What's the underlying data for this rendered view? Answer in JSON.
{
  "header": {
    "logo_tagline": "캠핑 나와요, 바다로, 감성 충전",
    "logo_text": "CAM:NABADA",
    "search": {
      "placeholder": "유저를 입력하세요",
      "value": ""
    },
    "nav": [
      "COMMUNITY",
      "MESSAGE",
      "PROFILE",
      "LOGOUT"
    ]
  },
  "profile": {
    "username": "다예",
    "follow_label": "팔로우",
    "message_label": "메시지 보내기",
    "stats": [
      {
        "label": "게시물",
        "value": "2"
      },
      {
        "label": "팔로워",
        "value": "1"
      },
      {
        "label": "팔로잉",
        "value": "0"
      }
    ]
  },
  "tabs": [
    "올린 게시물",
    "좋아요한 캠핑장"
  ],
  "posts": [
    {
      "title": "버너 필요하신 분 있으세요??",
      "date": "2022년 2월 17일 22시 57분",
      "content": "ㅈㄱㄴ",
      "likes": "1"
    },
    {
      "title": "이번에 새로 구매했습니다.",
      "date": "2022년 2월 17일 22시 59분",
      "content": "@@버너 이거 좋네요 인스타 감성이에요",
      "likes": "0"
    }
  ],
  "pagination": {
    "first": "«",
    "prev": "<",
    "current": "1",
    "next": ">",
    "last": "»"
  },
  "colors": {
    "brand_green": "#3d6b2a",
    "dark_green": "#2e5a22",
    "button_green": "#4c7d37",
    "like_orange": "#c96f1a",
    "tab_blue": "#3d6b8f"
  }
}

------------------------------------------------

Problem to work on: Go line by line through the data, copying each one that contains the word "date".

Answer section:
      "date": "2022년 2월 17일 22시 57분",
      "date": "2022년 2월 17일 22시 59분",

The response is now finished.